Although I wrote First Launch, the sequel to First Signal in 2021, I always felt there was a story between the two. With First Signal set in the year 2014 and First Launch in 2016, I started to wonder what happened in the year 2015. It was when I was at First Signal’s last screening in July at the McAuliffe-Shepard Discovery Center that the idea came to me. I am therefore pleased to announce:
A reporter’s discovery of a secret meeting between three world leaders could spell the end of life as we know it with the revelation of an alien power on Earth.
I must have subconsciously planted the idea in First Signal, because that’s where it came from. At the beginning of the film, Elisabeth Seward, the President’s National Security Advisor, makes the following observation to Major Ellen Sampson:
When I first mentioned the idea to a few of the actors in First Signal, at first it was going to be a short film —a simple bridge between First Signal and First Launch. But as I started to write it, I soon realized there was more story here than I thought.
While First Report revolves around Kate Cloverton’s investigation into the President’s schedule that leads to the discovery of secret meeting between three world leaders, it’s the actions of those in her orbit that gives the story the gravitas it needs to propel Cloverton’s story.
In First Report we see the President caught between the balance of terrestrial and extraterrestrial affairs, while General Reager’s Operation Troy is still getting a handle on who and what this alien presence on Earth is all about. But we then learn more about this alien power through James Griffin and the real-world issue and fears it’s creating for Major Sampson. In effect, the idea for a short story turned into a two-continent epic.
First Report is probably the most ambitious, intense and detailed story I have ever written. Taking six months to research and write, First Report is a political thriller backgrounded in science fiction. The crux of the plot surrounds itself with the very issues and questions we ask ourselves every day – are we alone in the universe and if not, is the government keeping us in the dark. If the latter, how is it being done and who is involved.
Developing a new science fiction franchise from scratch is no easy task. For me it’s constantly telling myself to “be original” and to pay homage where it makes sense to do so. I endeavor to continuously twist and turn a story as the narrative highway is being built. As Kate Cloverton says in First Report when she is walking down a dirt road to face the truth of her investigation, “Not exactly yellow brick is it.”
With First Signal produced and First Report and First Launch completed as screenplays, my efforts will start to turn towards development.

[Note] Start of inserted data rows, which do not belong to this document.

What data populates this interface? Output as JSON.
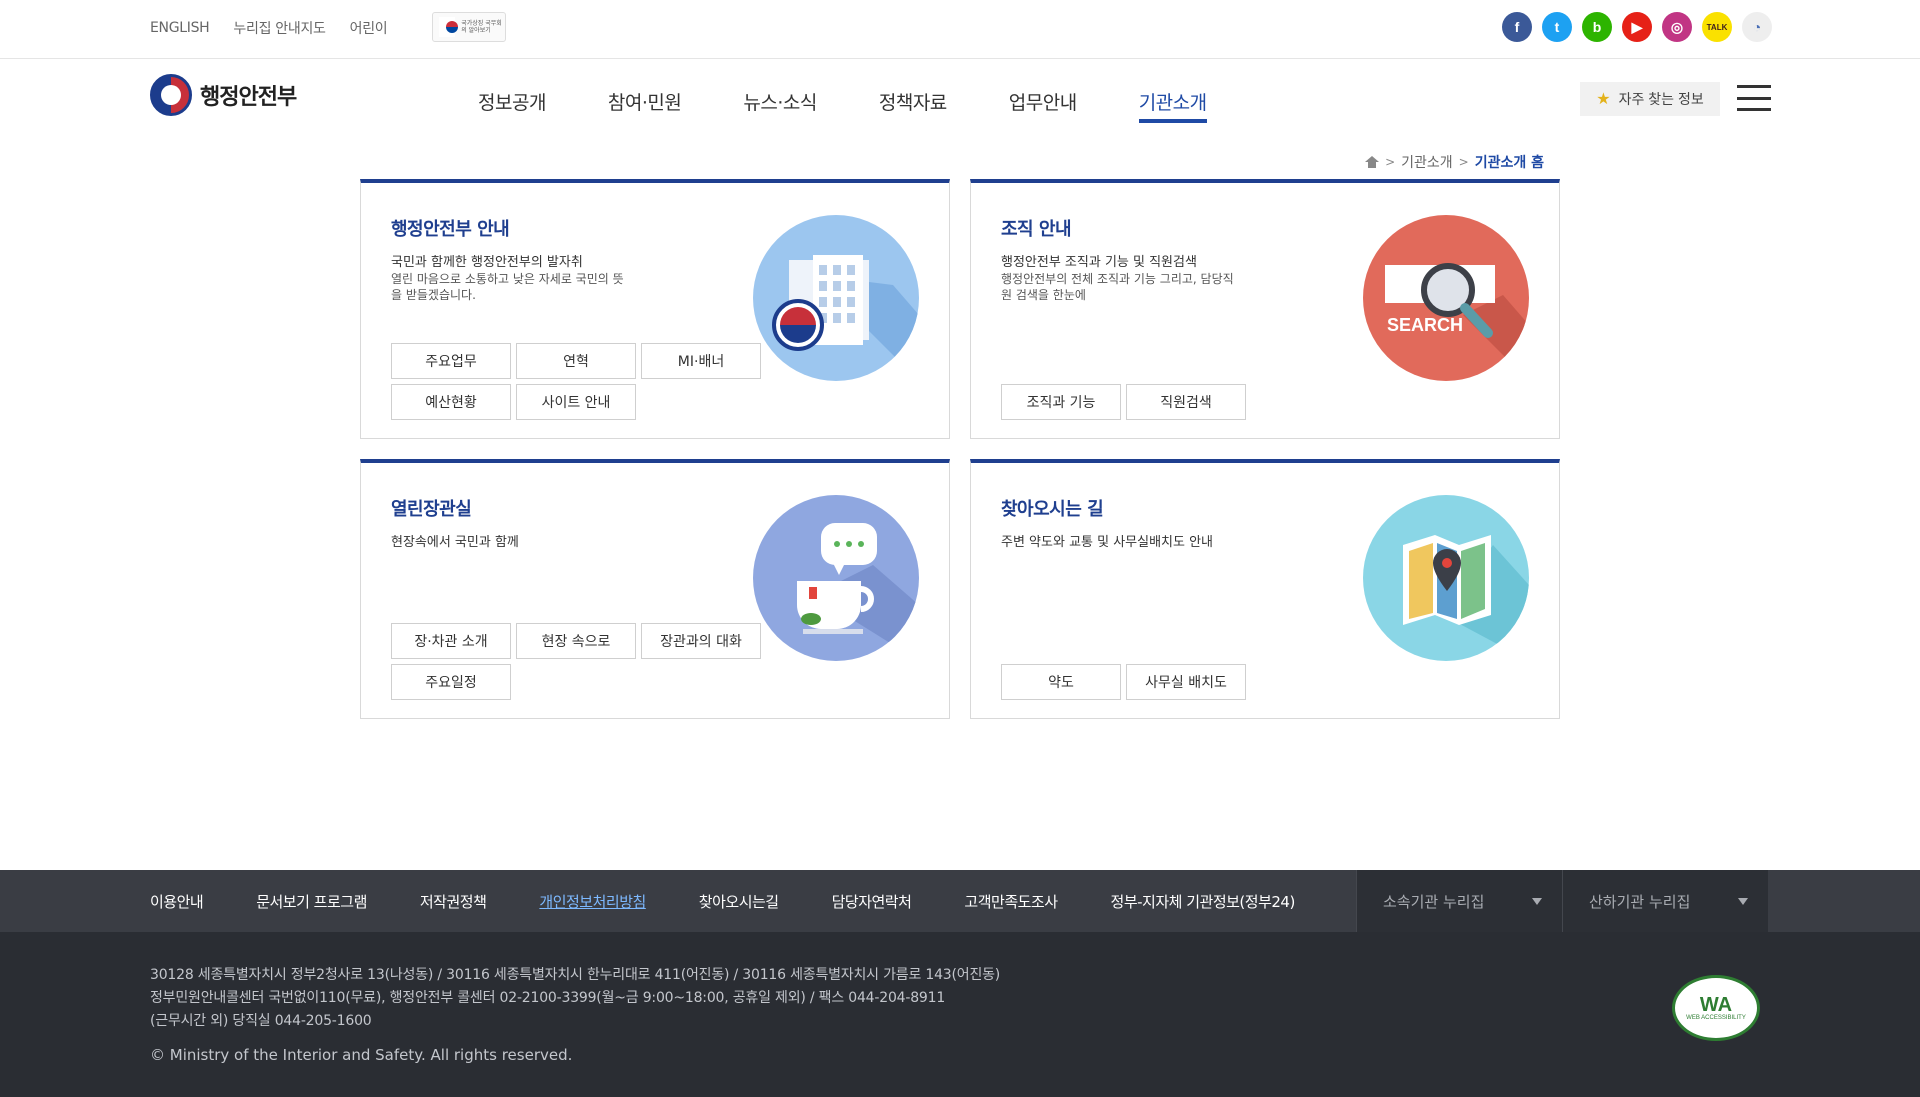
{
  "util_links": [
    "ENGLISH",
    "누리집 안내지도",
    "어린이"
  ],
  "flag_link": {
    "text": "국가상징 국무회의 알아보기"
  },
  "social": [
    {
      "name": "facebook-icon",
      "glyph": "f",
      "color": "#3b5998"
    },
    {
      "name": "twitter-icon",
      "glyph": "t",
      "color": "#1da1f2"
    },
    {
      "name": "blog-icon",
      "glyph": "b",
      "color": "#2db400"
    },
    {
      "name": "youtube-icon",
      "glyph": "▶",
      "color": "#e62117"
    },
    {
      "name": "instagram-icon",
      "glyph": "◎",
      "color": "#c13584"
    },
    {
      "name": "kakaotalk-icon",
      "glyph": "TALK",
      "color": "#fae100"
    },
    {
      "name": "app-icon",
      "glyph": "◔",
      "color": "#eeeeee"
    }
  ],
  "logo": {
    "text": "행정안전부"
  },
  "gnb": [
    "정보공개",
    "참여·민원",
    "뉴스·소식",
    "정책자료",
    "업무안내",
    "기관소개"
  ],
  "gnb_active": "기관소개",
  "favorites": {
    "label": "자주 찾는 정보"
  },
  "breadcrumb": {
    "level1": "기관소개",
    "current": "기관소개 홈"
  },
  "cards": [
    {
      "title": "행정안전부 안내",
      "lead": "국민과 함께한 행정안전부의 발자취",
      "desc": "열린 마음으로 소통하고 낮은 자세로 국민의 뜻을 받들겠습니다.",
      "buttons": [
        "주요업무",
        "연혁",
        "MI·배너",
        "예산현황",
        "사이트 안내"
      ]
    },
    {
      "title": "조직 안내",
      "lead": "행정안전부 조직과 기능 및 직원검색",
      "desc": "행정안전부의 전체 조직과 기능 그리고, 담당직원 검색을 한눈에",
      "buttons": [
        "조직과 기능",
        "직원검색"
      ],
      "illus_text": "SEARCH"
    },
    {
      "title": "열린장관실",
      "lead": "현장속에서 국민과 함께",
      "desc": "",
      "buttons": [
        "장·차관 소개",
        "현장 속으로",
        "장관과의 대화",
        "주요일정"
      ]
    },
    {
      "title": "찾아오시는 길",
      "lead": "주변 약도와 교통 및 사무실배치도 안내",
      "desc": "",
      "buttons": [
        "약도",
        "사무실 배치도"
      ]
    }
  ],
  "footer_nav": [
    "이용안내",
    "문서보기 프로그램",
    "저작권정책",
    "개인정보처리방침",
    "찾아오시는길",
    "담당자연락처",
    "고객만족도조사",
    "정부-지자체 기관정보(정부24)"
  ],
  "footer_selects": [
    "소속기관 누리집",
    "산하기관 누리집"
  ],
  "address": {
    "line1": "30128 세종특별자치시 정부2청사로 13(나성동) / 30116 세종특별자치시 한누리대로 411(어진동) / 30116 세종특별자치시 가름로 143(어진동)",
    "line2": "정부민원안내콜센터 국번없이110(무료), 행정안전부 콜센터 02-2100-3399(월~금 9:00~18:00, 공휴일 제외) / 팩스 044-204-8911",
    "line3": "(근무시간 외) 당직실 044-205-1600"
  },
  "copyright": "© Ministry of the Interior and Safety. All rights reserved.",
  "badge": {
    "text": "WA",
    "sub": "WEB ACCESSIBILITY"
  }
}
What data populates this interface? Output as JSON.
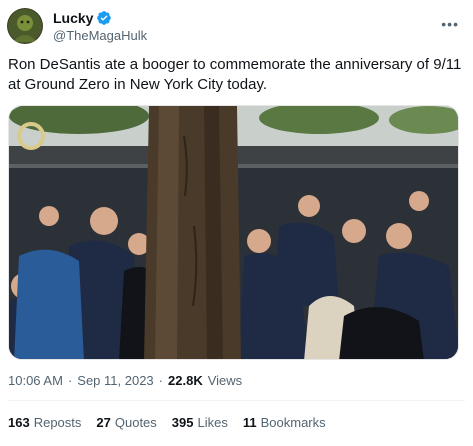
{
  "author": {
    "display_name": "Lucky",
    "handle": "@TheMagaHulk",
    "verified_color": "#1d9bf0"
  },
  "tweet": {
    "text": "Ron DeSantis ate a booger to commemorate the anniversary of 9/11 at Ground Zero in New York City today."
  },
  "meta": {
    "time": "10:06 AM",
    "separator": "·",
    "date": "Sep 11, 2023",
    "views_count": "22.8K",
    "views_label": "Views"
  },
  "stats": [
    {
      "count": "163",
      "label": "Reposts"
    },
    {
      "count": "27",
      "label": "Quotes"
    },
    {
      "count": "395",
      "label": "Likes"
    },
    {
      "count": "11",
      "label": "Bookmarks"
    }
  ],
  "icons": {
    "verified": "verified-badge-icon",
    "more": "more-options-icon"
  }
}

At 193 pages, First Report is either two films or a limited series. The series route does seem to be where things are trending in the streaming world. Of course, only time will tell where the First World Universe will ultimately go.
This past week I completed the first act of my latest screenplay in the First World Universe. With a logline, “A reporter’s discovery of a secret meeting between three world leaders could spell the end of life as we know it with the revelation of an alien power on Earth,” I know move on to the construction of the second act.

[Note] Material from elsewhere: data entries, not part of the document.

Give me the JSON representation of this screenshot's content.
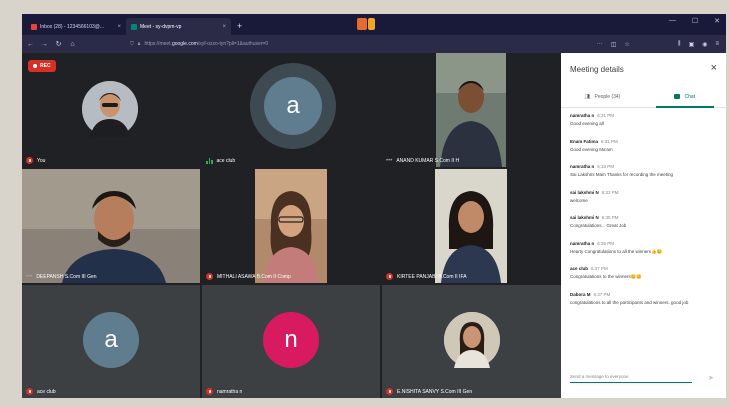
{
  "browser": {
    "tabs": [
      {
        "label": "Inbox (28) - 1234566103@..."
      },
      {
        "label": "Meet - sy-dvpm-vp"
      }
    ],
    "new_tab": "+",
    "url_host": "https://meet.",
    "url_domain": "google.com",
    "url_path": "/syf-ozzo-tyn?pli=1&authuser=0"
  },
  "meeting": {
    "rec_label": "REC",
    "tiles": [
      {
        "name": "You",
        "kind": "video"
      },
      {
        "name": "ace club",
        "kind": "avatar",
        "letter": "a"
      },
      {
        "name": "ANAND KUMAR S.Com II H",
        "kind": "video"
      },
      {
        "name": "DEEPANSH S.Com III Gen",
        "kind": "video"
      },
      {
        "name": "MITHALI ASAWA B.Com II Comp",
        "kind": "video"
      },
      {
        "name": "KIRTEE PANJABI B.Com II IFA",
        "kind": "video"
      },
      {
        "name": "ace club",
        "kind": "avatar",
        "letter": "a"
      },
      {
        "name": "namratha n",
        "kind": "avatar",
        "letter": "n"
      },
      {
        "name": "E.NISHITA SANVY S.Com III Gen",
        "kind": "video"
      }
    ]
  },
  "panel": {
    "title": "Meeting details",
    "close": "×",
    "tabs": {
      "people": "People (34)",
      "chat": "Chat"
    },
    "messages": [
      {
        "sender": "namratha n",
        "time": "6:31 PM",
        "text": "Good evening all"
      },
      {
        "sender": "Enam Fatima",
        "time": "6:31 PM",
        "text": "Good evening Ma'am"
      },
      {
        "sender": "namratha n",
        "time": "6:33 PM",
        "text": "Sai Lakshmi Mam Thanks for recording the meeting"
      },
      {
        "sender": "sai lakshmi N",
        "time": "6:33 PM",
        "text": "welcome"
      },
      {
        "sender": "sai lakshmi N",
        "time": "6:35 PM",
        "text": "Congratulations... Great Job"
      },
      {
        "sender": "namratha n",
        "time": "6:35 PM",
        "text": "Hearty Congratulations to all the winners👍😊"
      },
      {
        "sender": "ace club",
        "time": "6:37 PM",
        "text": "Congratulations to the winners😊😊"
      },
      {
        "sender": "Dabora M",
        "time": "6:37 PM",
        "text": "congratulations to all the participants and winners. good job"
      }
    ],
    "compose_placeholder": "Send a message to everyone"
  },
  "colors": {
    "rec": "#d93025",
    "avatar_a": "#5f7d8f",
    "avatar_n": "#d81b60",
    "chat_accent": "#00796b"
  }
}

With the first 30 pages of the screenplay completed, it’s the second act for me that’s the most interesting to write. In this act it’s all the crisscrossing of the characters, plots, sub-plots and all the other machinations that I believe build out a compelling story. As I did with Justice Is Mind and First Signal, I’m writing this story with the aim of producing it myself (with perhaps one other partner). The challenge is to ensure the production has solid visual scope while being mindful of the current economics in the independent film world. I believe the key is simply to look for innovation along the way.
Speaking of innovation, a couple of weeks ago I was approached by a filmmaker to play a German solider in a World War II short film. With my interest in the subject matter, and as it was a local film, I joined the production.

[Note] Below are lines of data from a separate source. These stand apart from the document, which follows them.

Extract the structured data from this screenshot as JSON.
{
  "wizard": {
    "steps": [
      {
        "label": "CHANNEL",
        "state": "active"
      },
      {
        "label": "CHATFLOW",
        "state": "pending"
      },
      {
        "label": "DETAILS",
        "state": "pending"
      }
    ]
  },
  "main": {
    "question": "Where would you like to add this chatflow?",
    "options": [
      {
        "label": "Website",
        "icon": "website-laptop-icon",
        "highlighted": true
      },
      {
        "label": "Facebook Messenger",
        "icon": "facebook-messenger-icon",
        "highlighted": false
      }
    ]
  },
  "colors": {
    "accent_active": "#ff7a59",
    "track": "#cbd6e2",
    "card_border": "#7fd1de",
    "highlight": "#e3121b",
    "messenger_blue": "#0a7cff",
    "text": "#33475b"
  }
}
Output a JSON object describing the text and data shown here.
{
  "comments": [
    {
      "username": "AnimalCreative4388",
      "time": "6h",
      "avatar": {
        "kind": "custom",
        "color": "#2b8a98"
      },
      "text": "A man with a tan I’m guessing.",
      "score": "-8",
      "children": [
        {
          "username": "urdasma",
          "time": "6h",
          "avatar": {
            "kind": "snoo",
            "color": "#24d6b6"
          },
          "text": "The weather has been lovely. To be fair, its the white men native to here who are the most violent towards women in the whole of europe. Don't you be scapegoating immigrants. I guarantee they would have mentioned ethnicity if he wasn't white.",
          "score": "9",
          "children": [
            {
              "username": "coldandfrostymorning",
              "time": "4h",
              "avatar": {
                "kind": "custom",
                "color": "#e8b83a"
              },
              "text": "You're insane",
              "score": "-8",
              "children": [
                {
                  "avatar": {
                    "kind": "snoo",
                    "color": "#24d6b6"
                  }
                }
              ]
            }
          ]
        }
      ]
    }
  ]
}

The moment I arrived to set I knew authenticity was going to be spot on when I noticed military reenactors were present. I’ve posted before about this subject. These are generally history enthusiasts, with a good number being members of the armed services, which come together to “reenact” history. The authenticity in uniforms, equipment, knowledge and enthusiasm makes for a rewarding experience. I think of the productions I was involved in, where I donned a uniform and there were no experts on set to properly guide and direct the actors. Those were really lost opportunities.
Yesterday, I learned about battle tactics, how to carry, load and fire a weapon along with command structures. Honestly, if it wasn’t for the blanks being used, anyone coming across this skirmish between the German Wehrmacht and United States Army would have thought they stepped back in time. With a few more weekends of “shooting” all of us are looking forward to seeing the final product.
Here in New England, this is the season for reenactor events. Last weekend the American Heritage Museum (where we shot the actor interviews for First Signal) hosted the Military History Through the Ages event. Exhibitions and displays ranged from the Roman Empire all way through the Vietnam War. A variety of battle reenactments rounded out the weekend event. The museum and reenactors always do a terrific job in bringing historical events to life. If you’re in the area, I highly recommend their next event Battle for the Airfield, October 9 – 10.